And as for that standard of living, which country will you take?
Joan. Australia has an impressive standard of living compared with similar countries.
And lastly, how about an anecdote…
Joan. We were in Myanmar and we rented some bikes to ride to Inle Lake on our own. We started pedaling on a road that ran parallel to the lake, but we kept getting further and further away. So we decided to take a path inland and we came across a four-house village whose residents had hardly seen a tourist in their life…
Èlia. The last ones were a couple of French people a month before.
Joan. Obviously, they didn’t speak English and we tried to ask them if we were on the right track. They more or less understood that we wanted to check out the lake and they offered to take us on their boats – they were fishermen – to see it. We were a bit mistrustful at first, but there were two other travelers with us and we decided to go for it.
We had an amazing time. We swam, we fished with them… and when we got back to the village they invited us to a house. It was the biggest one there. After a while, the whole village started to come.
We shared with them a watermelon, papayas and some crackers we had on us, we got out the laptop and uploaded the pictures we had just taken and showed the pictures to them. They were shocked at how fast the pictures had gotten onto the computer. Nobody spoke English, but we made ourselves understood and we shared this wonderful experience. The next day, we had the pictures developed and came back give them to them.
Èlia. In Mongolia we ran into Frank of the Jungle. He’s exactly the way he is on TV.
Joan. Èlia had to go back fifteen days before and I stayed in Australia, sleeping in the trunk of the car that we rented. And in the outskirts of the city, because it’s prohibited there.
“At that point, fear got ahold of us, because you’re in a country where you don’t know what’s going to happen. I broke down out of powerlessness, started crying and wanted to go home.”
And one to forget…
Èlia. On my birthday in India. We got into Jodhpur at night. The past few days we had already had a series of problems and unforeseen circumstances. At that point we were a group of five and we reached an agreement at a hotel to pay 500 rupees for a room for five people. The next day they raised the price to 1,600 rupees and we told them we weren’t going to pay that.
Joan. They threatened to call the police, said they had our passport numbers, that they’d report us, etc. And then some guy got there who said he was a policeman. It seemed like they had set it all up.
Èlia. At that point, fear got ahold of us, because you’re in a country where you don’t know what’s going to happen. I broke down out of powerlessness, started crying and wanted to go home. In the end we paid them 1,000 rupees and in our new hotel they told us that wasn’t the first time that had happened.
Joan. That’s how the bad experiences are. They try to trick you, they lie to you about how long a bus ride is...
Recommend me a song… Bohemian Rhapsody, by Queen.
A craving… After such a long time, a pizza or a hamburger.
A website… http://www.uncambiodeaires.com
A place… Nepal.
In another life you would have been… Joan would be a Koala and I’d be his caretaker.
We believe in… People.
A piece of advice you’ve been given... Get out of Spain.
A failure... Èlia.

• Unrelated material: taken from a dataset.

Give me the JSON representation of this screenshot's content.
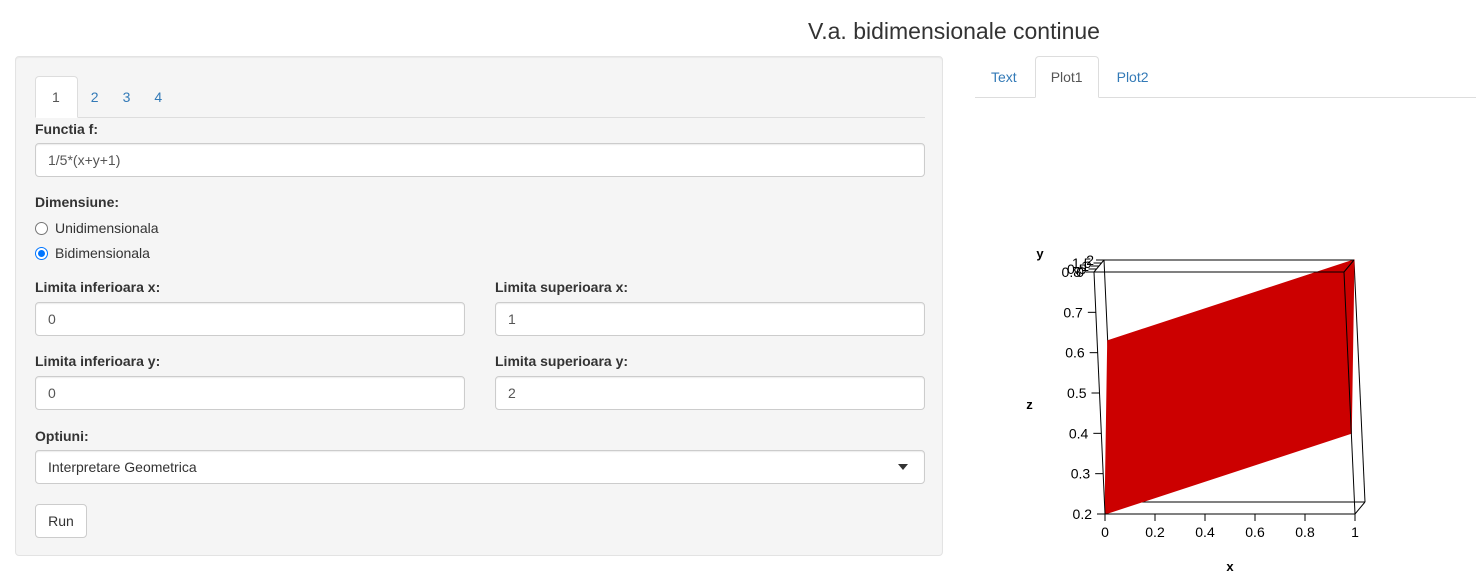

My previous relationship.
You learned… To value myself more.
Joan. The word failure is not in my vocabulary. I always switch it out for learning experience.
A saying or a quote… “Travel is the only thing you buy that makes you richer.”